None of it was certified organic. It was grown by people who knew their job, loved their animals, had generations of experience growing crops and cared deeply that their food was truly healthy. So I assumed the organic movement would mean something special to them, but I found it a sore spot. I learned to not even mention it. I guess everyone has a side to the story.
I feel better knowing there is a certification that applies to things when I don't know where it's coming from but I can also certainly sympathize with the farmers who can't afford the organic certification and can't compete with the big companies who can. They just want to do what they know and love. No fuss, no muss.
All that to say....when I started looking at bringing in eco fabrics to the shop, I really shied away from the organic producers (whom I respect so much!) because I was curious if there wasn't something beyond organic for fabric as well.

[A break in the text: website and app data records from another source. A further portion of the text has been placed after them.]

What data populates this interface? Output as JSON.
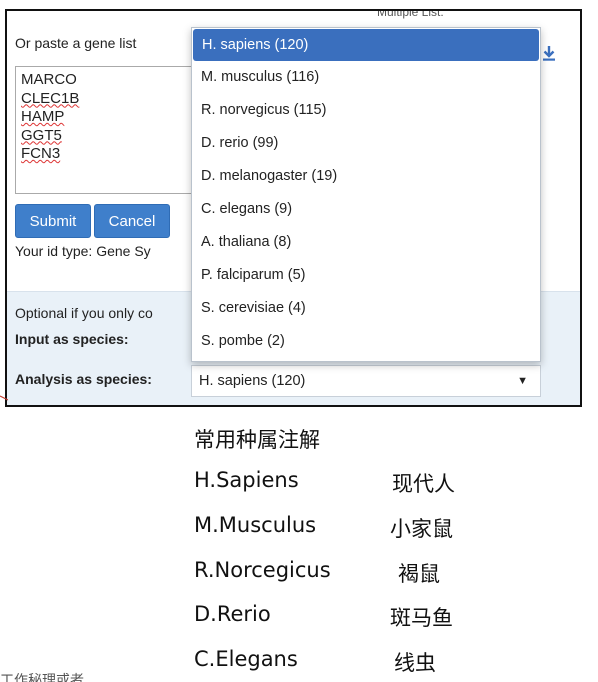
{
  "form": {
    "multiple_list_label": "Multiple List:",
    "paste_label": "Or paste a gene list",
    "genes": [
      "MARCO",
      "CLEC1B",
      "HAMP",
      "GGT5",
      "FCN3"
    ],
    "submit_label": "Submit",
    "cancel_label": "Cancel",
    "id_type_text": "Your id type: Gene Sy",
    "optional_text": "Optional if you only co",
    "input_species_label": "Input as species:",
    "analysis_species_label": "Analysis as species:",
    "analysis_species_value": "H. sapiens (120)",
    "select_arrow": "▼"
  },
  "dropdown": {
    "options": [
      "H. sapiens (120)",
      "M. musculus (116)",
      "R. norvegicus (115)",
      "D. rerio (99)",
      "D. melanogaster (19)",
      "C. elegans (9)",
      "A. thaliana (8)",
      "P. falciparum (5)",
      "S. cerevisiae (4)",
      "S. pombe (2)"
    ],
    "selected_index": 0
  },
  "notes": {
    "heading": "常用种属注解",
    "rows": [
      {
        "latin": "H.Sapiens",
        "chinese": "现代人"
      },
      {
        "latin": "M.Musculus",
        "chinese": "小家鼠"
      },
      {
        "latin": "R.Norcegicus",
        "chinese": "褐鼠"
      },
      {
        "latin": "D.Rerio",
        "chinese": "斑马鱼"
      },
      {
        "latin": "C.Elegans",
        "chinese": "线虫"
      }
    ],
    "cut_text": "工作秘理或者"
  },
  "colors": {
    "accent": "#3f7fcb",
    "selected_bg": "#3a6fbe",
    "panel_bottom": "#e9f1f8"
  }
}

What I found was a bit of a pleasant surprise.
First, there are really smart people who know a whole lot about fabric and how to produce it.
Second, there are a lot of great fiber options when it comes to fabric. Just smart options.
On spec. I loved what hemp offers in terms of ecology and comfort. It not a plant that needs any sort of pesticides or herbicides, it's not easily beaten I guess. It gets its moisture from way down low in the ground and so it needs little watering. So while hemp is not often given the label 'organic', it is just assumed. It's like it's soared beyond organic!
What does hemp fabric offer us? Well I wanted to find that out too and so I took it for a little spin. I knew, from the producers of the fabric, that hemp is kind to your skin, protects from UV rays, absorbent, and one of those rare fabrics that is tough enough to last forever (some of the earliest clothing remains ever found were made from hemp...so that will last a few loads) but it also softens and gets better with age. That sounds like a lounging around t-shirt fabric to me - a great appreciator of a good lounge.
I'm used to working with the silky feel of both the Stenzo lines as well the bamboo lines I carry in the store. I would get married in any of those...but this hemp jersey felt really different. It has a definite texture, or slub to it but it feels soft and cool. I almost felt like the pattern I chose was too blouse-y for the fabric and I think the next time I use it, and there will be a next time, I would opt for a basic t-shirt or a simple tunic; yoga pants would be amazing in it. I'm drawn to simple things with this fabric. To comfort and every day life.
So to sum up my experience with hemp fabric; it was different than I thought and yet more than I expected. It feels beautiful on and I'm enjoying the simplicity of it. It breathes, it flows, and it's just so gosh darn comfortable. It's been through the wash a couple of times now and the colour remains true. It is softening, the texture almost blending into itself. It's the shirt I reach for in the morning and feel comfortable and appropriately dressed all day, no matter what. And that's worth a lot!